The plateau was becoming crowded; there were at least four tours of different nationalities with their tour guides. I saw that the touts were waiting to pounce on the tour guides. They were like competitors in a race waiting for the sound of the gunshot. When I asked vendor Mohamed Hussein why they were in such a great rush, he said, "If I am not the first to approach them then I might not have a chance for the whole day. You see, these few tours can be the only ones all morning. Since the revolution it has been bad."
One problem the vendors create for themselves is the amount of money they demand compared with the value of the items. Prompted by that same desperation, more often than not, they ask for much higher prices than they should. If the tourists are aware of this mechanism, they are left feeling even more annoyed.
"The value of the Egyptian pound is probably less than any Western currency, and so most of us will not mind being robbed of a certain amount, but the amounts they ask us for are extreme," said Christopher Hanes, who was walking around the plateau with his family. Hanes said it was his third visit to Egypt, and he found it easier to buy nothing rather than stand there for 15 minutes trying to strike a bargain.
I find this point interesting. I had always wondered about it, and so I asked one of the vendors straight out why they asked for so much money.
"I think this is normal. I hear that in other places the natives are not treated like the tourists, and here in Egypt too. Like the museum or the Cairo Tower, they view it as a problem because it is not legalised on paper right here," vendor Mina Boulos replied. "It would be a lot smarter, though, for them to have a united quota of how much money to ask for each activity, and this way it would seem professional and civilised rather than a big chaos."
Worst of all is when a vendor tries physically to touch a tourist, which happens constantly. This grabbing a shoulder and pulling a person towards a certain stand is viewed completely differently through the eyes of each of the parties involved.
On the one hand the vendor is trying out of desperation to persuade the tourist to buy his products rather than the other man's, but he does not understand that this gesture is not considered acceptable in other cultures. On the contrary, the tourist sees that touch as a form of physical aggression.
"What really got on my nerves was when one of the men tried to pull me to see something. I couldn't control myself any more and screamed my guts out," tourist Victoria Engue told me as she boarded the bus back to her hotel.
When I tried talking to the vendors, all they wanted to discuss was how little they were making in a week, and how most of them were looking to put bread on the table. They also faced the problem of being constantly chased by the police for their licences and registrations, which most of them do not have because they cannot afford to be registered because they would have to pay taxes.
"See, to get rid of us they say that we should stay away now with our horses and camels, because of a new development project, but after the revolution no one says anything. The policemen themselves sometimes don't find anything to do for days, and they just sit there too," another vendor, Mansour Arabi, said.
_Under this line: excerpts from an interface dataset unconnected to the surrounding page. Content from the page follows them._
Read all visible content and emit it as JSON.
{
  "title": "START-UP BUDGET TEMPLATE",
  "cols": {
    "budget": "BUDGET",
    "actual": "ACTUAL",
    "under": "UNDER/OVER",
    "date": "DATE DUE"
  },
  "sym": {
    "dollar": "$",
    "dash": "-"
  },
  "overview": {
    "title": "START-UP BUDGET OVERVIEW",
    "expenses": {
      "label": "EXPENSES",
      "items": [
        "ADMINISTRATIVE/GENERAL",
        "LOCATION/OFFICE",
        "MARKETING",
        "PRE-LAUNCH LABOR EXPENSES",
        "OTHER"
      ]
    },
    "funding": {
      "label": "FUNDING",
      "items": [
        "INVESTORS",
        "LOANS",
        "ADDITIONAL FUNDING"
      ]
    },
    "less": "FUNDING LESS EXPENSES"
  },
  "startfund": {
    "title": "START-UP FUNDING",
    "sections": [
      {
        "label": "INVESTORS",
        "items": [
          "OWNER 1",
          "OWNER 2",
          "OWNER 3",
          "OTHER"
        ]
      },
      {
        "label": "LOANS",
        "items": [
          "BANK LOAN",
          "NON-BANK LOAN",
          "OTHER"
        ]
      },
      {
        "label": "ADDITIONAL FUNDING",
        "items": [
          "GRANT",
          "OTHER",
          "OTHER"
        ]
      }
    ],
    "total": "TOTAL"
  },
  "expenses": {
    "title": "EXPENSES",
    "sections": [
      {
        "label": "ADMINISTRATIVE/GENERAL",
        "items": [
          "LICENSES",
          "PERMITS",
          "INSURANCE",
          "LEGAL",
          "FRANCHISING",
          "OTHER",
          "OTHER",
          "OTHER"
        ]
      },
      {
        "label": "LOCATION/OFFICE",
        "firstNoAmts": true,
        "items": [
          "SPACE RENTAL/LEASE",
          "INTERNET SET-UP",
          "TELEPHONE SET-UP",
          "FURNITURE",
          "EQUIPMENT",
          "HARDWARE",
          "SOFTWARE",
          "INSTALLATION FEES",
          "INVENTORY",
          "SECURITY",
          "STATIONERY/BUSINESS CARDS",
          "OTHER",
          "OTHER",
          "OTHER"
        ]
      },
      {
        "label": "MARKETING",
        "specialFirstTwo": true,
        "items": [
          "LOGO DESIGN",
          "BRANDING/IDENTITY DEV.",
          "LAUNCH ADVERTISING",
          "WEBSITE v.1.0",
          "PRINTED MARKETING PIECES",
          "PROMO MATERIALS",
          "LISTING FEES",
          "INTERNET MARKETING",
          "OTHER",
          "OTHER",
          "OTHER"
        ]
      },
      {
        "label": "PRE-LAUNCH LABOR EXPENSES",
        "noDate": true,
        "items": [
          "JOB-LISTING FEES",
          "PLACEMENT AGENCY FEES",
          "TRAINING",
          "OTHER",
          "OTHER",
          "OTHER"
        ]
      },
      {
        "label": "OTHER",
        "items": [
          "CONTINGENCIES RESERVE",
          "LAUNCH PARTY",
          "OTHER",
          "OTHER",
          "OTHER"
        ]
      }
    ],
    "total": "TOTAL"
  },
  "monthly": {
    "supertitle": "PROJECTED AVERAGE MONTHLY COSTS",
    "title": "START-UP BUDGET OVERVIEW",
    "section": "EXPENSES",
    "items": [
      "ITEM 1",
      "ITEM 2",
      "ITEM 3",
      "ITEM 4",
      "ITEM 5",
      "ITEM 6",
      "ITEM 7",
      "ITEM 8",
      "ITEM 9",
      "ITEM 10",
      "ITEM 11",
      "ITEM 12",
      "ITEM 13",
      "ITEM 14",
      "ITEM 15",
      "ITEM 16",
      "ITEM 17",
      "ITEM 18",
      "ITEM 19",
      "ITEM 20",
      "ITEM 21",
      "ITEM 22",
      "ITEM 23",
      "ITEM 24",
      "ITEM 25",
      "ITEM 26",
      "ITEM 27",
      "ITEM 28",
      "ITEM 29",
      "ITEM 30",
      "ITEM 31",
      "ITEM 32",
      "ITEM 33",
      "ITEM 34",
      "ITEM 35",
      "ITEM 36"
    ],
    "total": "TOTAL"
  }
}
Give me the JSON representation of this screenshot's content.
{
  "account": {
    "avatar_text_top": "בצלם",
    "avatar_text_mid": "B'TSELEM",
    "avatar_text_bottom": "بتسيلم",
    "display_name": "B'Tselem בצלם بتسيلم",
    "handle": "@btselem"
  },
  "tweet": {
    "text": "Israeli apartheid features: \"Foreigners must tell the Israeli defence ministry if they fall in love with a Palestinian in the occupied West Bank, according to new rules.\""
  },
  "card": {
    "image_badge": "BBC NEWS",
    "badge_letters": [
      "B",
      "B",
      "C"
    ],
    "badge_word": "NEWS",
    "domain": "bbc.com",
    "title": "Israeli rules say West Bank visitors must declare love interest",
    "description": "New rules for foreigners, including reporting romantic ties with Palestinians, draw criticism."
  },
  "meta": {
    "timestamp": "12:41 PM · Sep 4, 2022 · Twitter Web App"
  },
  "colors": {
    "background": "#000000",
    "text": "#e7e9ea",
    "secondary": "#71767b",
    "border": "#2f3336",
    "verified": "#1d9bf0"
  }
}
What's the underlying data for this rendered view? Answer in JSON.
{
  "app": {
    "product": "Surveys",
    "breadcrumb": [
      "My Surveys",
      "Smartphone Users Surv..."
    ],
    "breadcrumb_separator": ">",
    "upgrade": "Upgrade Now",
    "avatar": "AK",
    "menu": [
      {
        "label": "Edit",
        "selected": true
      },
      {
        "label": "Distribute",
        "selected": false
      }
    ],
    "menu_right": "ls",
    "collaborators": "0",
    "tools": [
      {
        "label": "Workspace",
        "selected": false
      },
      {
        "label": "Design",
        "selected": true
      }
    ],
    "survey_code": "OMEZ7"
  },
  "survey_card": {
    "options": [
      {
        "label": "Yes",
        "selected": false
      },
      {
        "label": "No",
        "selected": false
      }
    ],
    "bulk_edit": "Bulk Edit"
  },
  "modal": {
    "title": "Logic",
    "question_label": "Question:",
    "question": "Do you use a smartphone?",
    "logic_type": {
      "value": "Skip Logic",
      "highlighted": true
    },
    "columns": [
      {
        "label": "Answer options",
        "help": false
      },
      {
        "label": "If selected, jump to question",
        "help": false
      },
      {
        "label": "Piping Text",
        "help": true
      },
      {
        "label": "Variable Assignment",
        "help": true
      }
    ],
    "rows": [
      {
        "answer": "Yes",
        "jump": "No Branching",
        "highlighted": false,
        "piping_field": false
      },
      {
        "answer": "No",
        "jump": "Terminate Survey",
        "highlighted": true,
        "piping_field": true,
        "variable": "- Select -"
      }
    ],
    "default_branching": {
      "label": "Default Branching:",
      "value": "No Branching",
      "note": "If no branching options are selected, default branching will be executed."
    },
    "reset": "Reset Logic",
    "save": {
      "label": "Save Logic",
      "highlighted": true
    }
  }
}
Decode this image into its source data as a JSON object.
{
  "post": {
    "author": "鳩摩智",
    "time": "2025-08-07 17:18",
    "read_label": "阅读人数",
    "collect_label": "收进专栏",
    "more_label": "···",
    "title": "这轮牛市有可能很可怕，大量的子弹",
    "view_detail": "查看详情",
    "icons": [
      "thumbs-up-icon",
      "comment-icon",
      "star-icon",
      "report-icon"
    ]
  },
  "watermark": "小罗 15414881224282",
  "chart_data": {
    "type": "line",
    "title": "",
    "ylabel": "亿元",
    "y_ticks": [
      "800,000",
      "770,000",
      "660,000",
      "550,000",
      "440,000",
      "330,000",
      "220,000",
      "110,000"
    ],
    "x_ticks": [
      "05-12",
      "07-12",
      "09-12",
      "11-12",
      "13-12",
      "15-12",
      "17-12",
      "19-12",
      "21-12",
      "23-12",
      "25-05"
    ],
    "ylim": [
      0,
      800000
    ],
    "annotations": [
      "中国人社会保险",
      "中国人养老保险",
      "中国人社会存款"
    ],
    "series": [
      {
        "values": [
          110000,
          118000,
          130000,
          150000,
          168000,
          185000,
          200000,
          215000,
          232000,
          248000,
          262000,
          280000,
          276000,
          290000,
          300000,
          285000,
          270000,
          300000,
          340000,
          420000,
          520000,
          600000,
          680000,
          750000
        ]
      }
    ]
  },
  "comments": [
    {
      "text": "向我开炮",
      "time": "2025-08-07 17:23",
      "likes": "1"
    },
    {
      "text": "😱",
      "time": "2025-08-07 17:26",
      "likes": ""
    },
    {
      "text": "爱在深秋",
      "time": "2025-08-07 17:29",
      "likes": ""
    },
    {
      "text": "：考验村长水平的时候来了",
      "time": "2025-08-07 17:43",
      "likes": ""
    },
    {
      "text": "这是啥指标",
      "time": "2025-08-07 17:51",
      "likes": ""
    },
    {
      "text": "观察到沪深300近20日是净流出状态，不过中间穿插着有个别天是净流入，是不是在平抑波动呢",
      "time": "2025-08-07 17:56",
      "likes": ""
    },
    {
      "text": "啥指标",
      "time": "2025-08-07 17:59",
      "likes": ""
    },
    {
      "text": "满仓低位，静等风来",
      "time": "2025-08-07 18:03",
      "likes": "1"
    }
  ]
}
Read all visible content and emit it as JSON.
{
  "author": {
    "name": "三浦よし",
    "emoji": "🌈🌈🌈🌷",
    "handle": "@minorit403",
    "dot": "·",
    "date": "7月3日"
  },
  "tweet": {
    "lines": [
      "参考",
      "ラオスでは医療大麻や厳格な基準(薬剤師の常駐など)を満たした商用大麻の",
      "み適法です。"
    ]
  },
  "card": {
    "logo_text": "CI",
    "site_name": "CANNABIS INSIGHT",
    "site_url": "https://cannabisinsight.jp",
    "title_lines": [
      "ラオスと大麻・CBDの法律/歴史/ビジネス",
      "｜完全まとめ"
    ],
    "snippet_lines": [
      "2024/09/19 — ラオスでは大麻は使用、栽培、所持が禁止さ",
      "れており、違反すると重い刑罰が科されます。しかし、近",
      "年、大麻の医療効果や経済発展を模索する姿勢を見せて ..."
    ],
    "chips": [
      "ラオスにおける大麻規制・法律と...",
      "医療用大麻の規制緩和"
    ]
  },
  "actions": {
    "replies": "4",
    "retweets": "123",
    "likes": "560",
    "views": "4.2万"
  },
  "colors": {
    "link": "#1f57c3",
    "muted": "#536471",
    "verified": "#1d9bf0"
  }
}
When I asked about the way they approached people, they claimed that otherwise the tour guides said how much of a rip-off they were, and said they would not get any money out of them.
Tourists love coming here, but they surely do not understand why the vendors enter their peaceful space and ruin their enjoyment. It would be best for both to find a middle ground. Whereas the tourist might tolerate relatively bearable interruptions, the touts need to be more discrete by listening to what the tourist wants. It does not have to be a battle.